Many of our patients are surprised when we tell them that the various treatments they have received for their chronic overuse injuries are not actually FDA approved. The terminology can be confusing, even for doctors, and the marketing done for these non-FDA approved devices by third-parties often push the legal and ethical limits. But, with just a bit of knowledge and research, it is easy to determine if a treatment (more specifically a device) is actually FDA approved or just cleared. For this blog, we will focus on the difference between our FDA approved Focused Shock Wave device, the Dornier Epos Ultra, and the FDA cleared Extracorporeal Pulse Activation Technology (EPAT) device, the most common Radial Shock Wave device.
First, lets start with the FDA. All medical device manufactures that want to market their device in the United States must first either go through the 510(k) processed to be “cleared” or the Premarket Approval process to be “approved.” From the FDA website:
Cleared medical devices: These medical devices are ones that FDA has determined to be substantially equivalent to (similar) another legally marketed device. A premarket notification submission is referred to as a 510(k) and must be submitted to FDA to review and provide clearance.
Approved medical devices: Approved medical devices are those devices that the FDA has approved a premarket approval (PMA) application or a Humanitarian Device Exemption (HDE) application. This review and approval process is for Class III medical devices (the ones with the highest risk) and involves a more rigorous review than the 510(k) review process.
Sonx Shock Wave’s Dornier Epos Ultra system is an FDA approved, Class III, medical device. It has gone through the stringent, arduous, multi-year process we all think about when we hear FDA approved. FDA approval means the device has been proven to be both safe and effective. Class III is the highest class of device and includes items such as pacemakers, implants, etc; with only 9% of all devices having this classification. Because of this, our treatment must be supervised by a licensed doctor.
EPAT and other radial shock wave devices, are FDA cleared Class I devices registered as Electric Therapeutic Massagers. They have gone through the short 501(k) process, demonstrating they are substantially similar to other approved devices. Class I devices include items such as enema kits and elastics bandages (this is directly from the FDA website). While many licensed doctors use EPAT devices, they can also be used without the supervision of a doctor by physical therapists, chiropractors, athletic trainers, etc.
Now, just to be clear, EPAT is a legitimate device that can be effective for treating several mild and/or acute injuries, but it is not FDA approved and not the same class of device as the Dornier Epos Ultra.
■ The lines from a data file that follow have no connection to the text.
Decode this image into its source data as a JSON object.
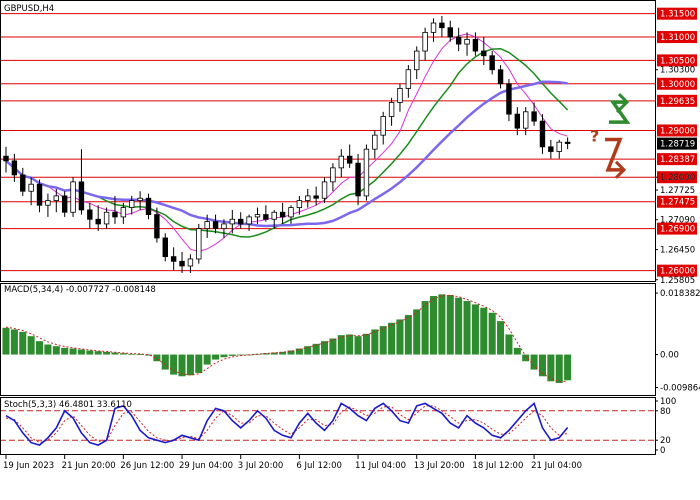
{
  "chart_data": {
    "symbol_label": "GBPUSD,H4",
    "type": "candlestick",
    "main_panel": {
      "ylim": [
        1.258,
        1.3175
      ],
      "price_levels": [
        "1.31500",
        "1.31000",
        "1.30500",
        "1.30000",
        "1.29635",
        "1.29000",
        "1.28387",
        "1.28000",
        "1.27475",
        "1.26900",
        "1.26000"
      ],
      "price_ticks": [
        "1.30300",
        "1.28000",
        "1.27725",
        "1.27090",
        "1.26450",
        "1.25805"
      ],
      "current_price": "1.28719",
      "forecast_mark": "?",
      "candles": [
        [
          1.2845,
          1.2865,
          1.281,
          1.2835
        ],
        [
          1.2835,
          1.285,
          1.279,
          1.2805
        ],
        [
          1.2805,
          1.282,
          1.276,
          1.277
        ],
        [
          1.277,
          1.28,
          1.274,
          1.2785
        ],
        [
          1.2785,
          1.2795,
          1.2725,
          1.274
        ],
        [
          1.274,
          1.2765,
          1.2715,
          1.275
        ],
        [
          1.275,
          1.2775,
          1.2725,
          1.276
        ],
        [
          1.276,
          1.277,
          1.2715,
          1.2725
        ],
        [
          1.2725,
          1.28,
          1.2715,
          1.279
        ],
        [
          1.279,
          1.286,
          1.272,
          1.273
        ],
        [
          1.273,
          1.2745,
          1.269,
          1.271
        ],
        [
          1.271,
          1.274,
          1.2685,
          1.27
        ],
        [
          1.27,
          1.2735,
          1.269,
          1.2725
        ],
        [
          1.2725,
          1.276,
          1.27,
          1.2715
        ],
        [
          1.2715,
          1.2745,
          1.27,
          1.2735
        ],
        [
          1.2735,
          1.276,
          1.272,
          1.275
        ],
        [
          1.275,
          1.277,
          1.273,
          1.2755
        ],
        [
          1.2755,
          1.2765,
          1.271,
          1.272
        ],
        [
          1.272,
          1.2735,
          1.266,
          1.267
        ],
        [
          1.267,
          1.268,
          1.262,
          1.263
        ],
        [
          1.263,
          1.265,
          1.26,
          1.262
        ],
        [
          1.262,
          1.264,
          1.2595,
          1.261
        ],
        [
          1.261,
          1.2635,
          1.2595,
          1.2625
        ],
        [
          1.2625,
          1.27,
          1.2615,
          1.269
        ],
        [
          1.269,
          1.272,
          1.267,
          1.2705
        ],
        [
          1.2705,
          1.272,
          1.268,
          1.269
        ],
        [
          1.269,
          1.271,
          1.267,
          1.27
        ],
        [
          1.27,
          1.273,
          1.268,
          1.271
        ],
        [
          1.271,
          1.2725,
          1.269,
          1.27
        ],
        [
          1.27,
          1.272,
          1.2685,
          1.2715
        ],
        [
          1.2715,
          1.2735,
          1.27,
          1.272
        ],
        [
          1.272,
          1.274,
          1.2705,
          1.271
        ],
        [
          1.271,
          1.273,
          1.269,
          1.2725
        ],
        [
          1.2725,
          1.2745,
          1.27,
          1.2715
        ],
        [
          1.2715,
          1.274,
          1.27,
          1.2735
        ],
        [
          1.2735,
          1.276,
          1.272,
          1.275
        ],
        [
          1.275,
          1.2775,
          1.2735,
          1.276
        ],
        [
          1.276,
          1.278,
          1.274,
          1.2755
        ],
        [
          1.2755,
          1.28,
          1.2745,
          1.279
        ],
        [
          1.279,
          1.283,
          1.277,
          1.282
        ],
        [
          1.282,
          1.286,
          1.28,
          1.2845
        ],
        [
          1.2845,
          1.287,
          1.282,
          1.283
        ],
        [
          1.283,
          1.285,
          1.274,
          1.276
        ],
        [
          1.276,
          1.287,
          1.275,
          1.286
        ],
        [
          1.286,
          1.29,
          1.284,
          1.289
        ],
        [
          1.289,
          1.294,
          1.287,
          1.293
        ],
        [
          1.293,
          1.297,
          1.291,
          1.296
        ],
        [
          1.296,
          1.3,
          1.294,
          1.299
        ],
        [
          1.299,
          1.304,
          1.297,
          1.303
        ],
        [
          1.303,
          1.308,
          1.301,
          1.307
        ],
        [
          1.307,
          1.312,
          1.305,
          1.311
        ],
        [
          1.311,
          1.314,
          1.309,
          1.313
        ],
        [
          1.313,
          1.3145,
          1.31,
          1.312
        ],
        [
          1.312,
          1.3135,
          1.309,
          1.31
        ],
        [
          1.31,
          1.312,
          1.307,
          1.3085
        ],
        [
          1.3085,
          1.311,
          1.306,
          1.3095
        ],
        [
          1.3095,
          1.311,
          1.306,
          1.307
        ],
        [
          1.307,
          1.31,
          1.304,
          1.306
        ],
        [
          1.306,
          1.307,
          1.302,
          1.303
        ],
        [
          1.303,
          1.304,
          1.299,
          1.3
        ],
        [
          1.3,
          1.301,
          1.292,
          1.2935
        ],
        [
          1.2935,
          1.295,
          1.289,
          1.2905
        ],
        [
          1.2905,
          1.295,
          1.289,
          1.294
        ],
        [
          1.294,
          1.296,
          1.291,
          1.292
        ],
        [
          1.292,
          1.2935,
          1.285,
          1.2865
        ],
        [
          1.2865,
          1.288,
          1.284,
          1.2855
        ],
        [
          1.2855,
          1.288,
          1.284,
          1.2875
        ],
        [
          1.2875,
          1.2885,
          1.286,
          1.2872
        ]
      ]
    },
    "macd": {
      "label": "MACD(5,34,4) -0.007727 -0.008148",
      "ticks": [
        "0.018382",
        "0.00",
        "-0.009864"
      ],
      "ylim": [
        -0.0115,
        0.0205
      ],
      "histogram": [
        0.008,
        0.0075,
        0.0068,
        0.0055,
        0.004,
        0.003,
        0.0025,
        0.002,
        0.0018,
        0.0015,
        0.0012,
        0.001,
        0.0008,
        0.0006,
        0.0004,
        0.0002,
        0.0001,
        -0.0003,
        -0.002,
        -0.0045,
        -0.006,
        -0.0065,
        -0.0062,
        -0.0055,
        -0.003,
        -0.0015,
        -0.0008,
        -0.0004,
        -0.0002,
        0.0,
        0.0002,
        0.0004,
        0.0006,
        0.0008,
        0.0012,
        0.0018,
        0.0025,
        0.0032,
        0.004,
        0.0048,
        0.0058,
        0.006,
        0.0055,
        0.0062,
        0.0075,
        0.0085,
        0.0095,
        0.0105,
        0.0118,
        0.0135,
        0.016,
        0.0175,
        0.018,
        0.0178,
        0.017,
        0.016,
        0.015,
        0.014,
        0.0125,
        0.01,
        0.006,
        0.002,
        -0.002,
        -0.0045,
        -0.0065,
        -0.008,
        -0.0085,
        -0.0077
      ],
      "signal": [
        0.0082,
        0.0078,
        0.0072,
        0.0062,
        0.005,
        0.0038,
        0.003,
        0.0024,
        0.002,
        0.0017,
        0.0014,
        0.0011,
        0.0009,
        0.0007,
        0.0005,
        0.0003,
        0.0002,
        0.0,
        -0.0012,
        -0.003,
        -0.0048,
        -0.0058,
        -0.0061,
        -0.0058,
        -0.0042,
        -0.0025,
        -0.0014,
        -0.0007,
        -0.0003,
        -0.0001,
        0.0001,
        0.0003,
        0.0005,
        0.0007,
        0.001,
        0.0015,
        0.0021,
        0.0028,
        0.0035,
        0.0043,
        0.0052,
        0.0057,
        0.0056,
        0.0059,
        0.0068,
        0.0078,
        0.0088,
        0.0099,
        0.011,
        0.0126,
        0.0148,
        0.0166,
        0.0176,
        0.0177,
        0.0173,
        0.0165,
        0.0155,
        0.0145,
        0.0132,
        0.0112,
        0.0078,
        0.0036,
        -0.0005,
        -0.0034,
        -0.0056,
        -0.0072,
        -0.0081,
        -0.0081
      ]
    },
    "stochastic": {
      "label": "Stoch(5,3,3) 46.4801 33.6110",
      "ticks": [
        "100",
        "80",
        "20",
        "0"
      ],
      "ylim": [
        0,
        100
      ],
      "levels": [
        80,
        20
      ],
      "main": [
        70,
        60,
        35,
        15,
        10,
        25,
        45,
        80,
        65,
        35,
        15,
        10,
        20,
        85,
        90,
        70,
        40,
        25,
        20,
        15,
        20,
        30,
        25,
        20,
        60,
        85,
        80,
        60,
        45,
        60,
        80,
        65,
        40,
        30,
        25,
        55,
        75,
        55,
        40,
        60,
        95,
        85,
        70,
        60,
        85,
        95,
        80,
        60,
        55,
        90,
        95,
        85,
        75,
        55,
        45,
        70,
        55,
        45,
        30,
        25,
        40,
        60,
        80,
        95,
        45,
        20,
        25,
        46
      ],
      "signal": [
        65,
        62,
        45,
        25,
        15,
        20,
        35,
        60,
        70,
        50,
        30,
        18,
        18,
        50,
        75,
        78,
        58,
        38,
        25,
        20,
        18,
        25,
        28,
        23,
        40,
        65,
        80,
        70,
        55,
        55,
        70,
        70,
        55,
        42,
        32,
        45,
        62,
        62,
        50,
        52,
        78,
        88,
        80,
        70,
        75,
        88,
        88,
        72,
        62,
        75,
        90,
        90,
        80,
        68,
        55,
        60,
        62,
        55,
        42,
        32,
        33,
        48,
        65,
        80,
        70,
        45,
        30,
        33.6
      ]
    },
    "x_tick_labels": [
      "19 Jun 2023",
      "21 Jun 20:00",
      "26 Jun 12:00",
      "29 Jun 04:00",
      "3 Jul 20:00",
      "6 Jul 12:00",
      "11 Jul 04:00",
      "13 Jul 20:00",
      "18 Jul 12:00",
      "21 Jul 04:00"
    ],
    "colors": {
      "level_line": "#dd0000",
      "price_badge": "#e00000",
      "current_badge": "#000000",
      "bull_candle": "#ffffff",
      "bear_candle": "#000000",
      "ma_fast": "#d633d6",
      "ma_mid": "#1a8c1a",
      "ma_slow": "#7b68ee",
      "macd_bar": "#2e8b2e",
      "macd_signal": "#cc2222",
      "stoch_main": "#1a1acc",
      "stoch_signal": "#cc2222",
      "arrow_up": "#2e8b2e",
      "arrow_down": "#b03a1a"
    }
  }
}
Keep in mind, FDA approval is not the only thing to consider when discussing treatment options with your doctor, but it is significant and it reduces the risk of paying for or wasting your time with a treatment that may not work. The best way to know if a device is FDA approved is to look it up on the FDA website as all approvals are available to the public. You can also look at the manufacturer’s website to see if they use the term “approved” or “cleared.” Manufacturers are legally required to use the correct term and face stiff penalties if caught misrepresenting their product. If you are not sure or have questions, you can just give us a call.
Your health is important and we want to make sure you have all the information to make the best decision for your specific chronic injury. If you’d like to learn more about Focused Shock Wave and how Sonx can perform the one 30-minute treatment in the comfort of your doctor’s office, just give us a call. Our network of providers is growing across Texas.